HgX(v")+N2 (v=1)→Hg+X+N2 (v=0) (1)
is exothermic by 1175 cm-1 for HgI(v=15); 24 cm-1 for HgBr(v"=22); and endothermic by 600 cm-1 for HgCl(v"=22). It may be possible therefore for reaction (1) to provide a removal rate for HgX(v") which is several times the decay rate of the upper laser level (e.g. as large as 3×108 /sec-molec. for [N(v=1]≃25 Torr). The kinetic processes occurring in the mercury halide-heliumnitrogen discharges is not fully understood at this time.
The results of the present mercuric dihalide laser systems are summarized in Table I.
TABLE I______________________________________ Wavelength Excitation Laser Energy Net LaserLaser (nm) Efficiency (mJ) Efficiency______________________________________HgCl 552,555 0.3% 3.0 0.05% 558,559HgBr 502,504 0.5% 7.5 0.1%HgI 443,444 0.3% 0.3 0.005%______________________________________
It may be seen that the production efficienceis for the (B-X) flourescence from each of the mercury halides in the discharge are comparable. The overall efficiencies of the lasers however, varies from about 0.1% for HgBr to 0.005% for HgI. The relatively poor efficiency of the HgI lasers is believed to arise from a large thermal population of the terminal laser levels in HgI which lie only ˜5 kT above the v"=0 level of the ground state. At the temperature of the discharge as much as 1% of the total HgI population may reside in the v"=15 level, thereby reducing the inversion density (N(B)N(X)), and consequently the laser gain and extraction efficiency. The extraction efficiencies of 10 to 20% for HgCl and HgBr seem quite reasonable considering the time necessary for the buildup of laser oscillation (˜20 ns) and the probable existence of optical absorption in the laser medium. Some further improvement in the extraction and the excitation efficiencies are likely as the operation of the discharge-pumped mercuric halide dissociation laser becomes better understood. These lasers may then be scalable to pulse energies of several hundred mJ at efficiencies near 1%.
The laser cell has been described as including two ceramic crucibles within which mercuric dihalide crystals are placed. The laser may be operated by replacing the mercuric dihalide crystals in the crucibles by metallic liquid mercury and then introducing a halogen donor gas by mixing this gas with the nitrogen-helium gaseous mixture. Halogen donor gas such as Cl2, Br2, HCl, or any of a number of halogenated hydrocarbons may be added. The addition of nitrogen in this system also improves the efficiency of operation as set forth above.

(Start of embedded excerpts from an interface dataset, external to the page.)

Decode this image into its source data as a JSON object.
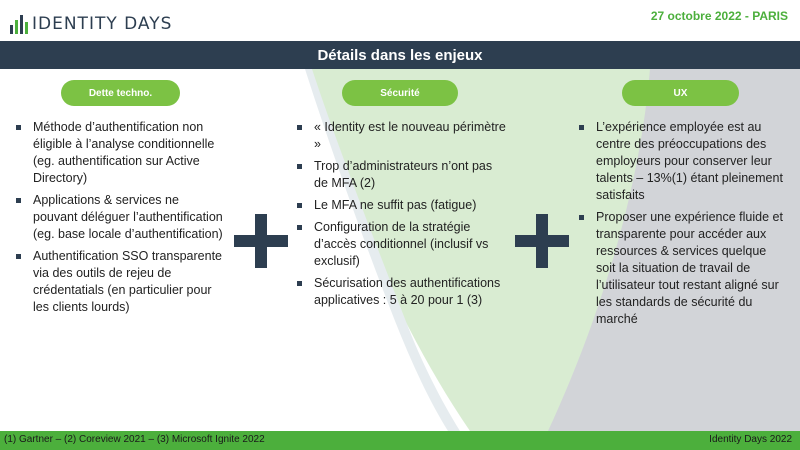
{
  "header": {
    "logo_text": "IDENTITY DAYS",
    "date": "27 octobre 2022  - PARIS"
  },
  "title": "Détails dans les enjeux",
  "columns": [
    {
      "label": "Dette techno.",
      "items": [
        "Méthode d’authentification non éligible à l’analyse conditionnelle (eg. authentification sur Active Directory)",
        "Applications & services ne pouvant déléguer l’authentification (eg. base locale d’authentification)",
        "Authentification SSO transparente via des outils de rejeu de crédentatials (en particulier pour les clients lourds)"
      ]
    },
    {
      "label": "Sécurité",
      "items": [
        "« Identity est le nouveau périmètre »",
        "Trop d’administrateurs n’ont pas de MFA (2)",
        "Le MFA ne suffit pas (fatigue)",
        "Configuration de la stratégie d’accès conditionnel (inclusif vs exclusif)",
        "Sécurisation des authentifications applicatives : 5 à 20 pour 1 (3)"
      ]
    },
    {
      "label": "UX",
      "items": [
        "L’expérience employée est au centre des préoccupations des employeurs pour conserver leur talents – 13%(1)  étant pleinement satisfaits",
        "Proposer une expérience fluide et transparente pour accéder aux ressources & services quelque soit la situation de travail de l’utilisateur tout restant aligné sur les standards de sécurité du marché"
      ]
    }
  ],
  "footer": {
    "sources": "(1) Gartner – (2) Coreview 2021 – (3) Microsoft Ignite 2022",
    "event": "Identity Days 2022"
  },
  "colors": {
    "navy": "#2d3e50",
    "green": "#4caf3c",
    "pill_green": "#7cc244",
    "light_green": "#d9ecd2",
    "light_gray": "#d2d4d8"
  }
}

Obviously many modifications and variations of the present invention are possible in light of the above teachings. It is therefore to be understood that within the scope of the appended claims the invention may be practiced otherwise than as specifically described.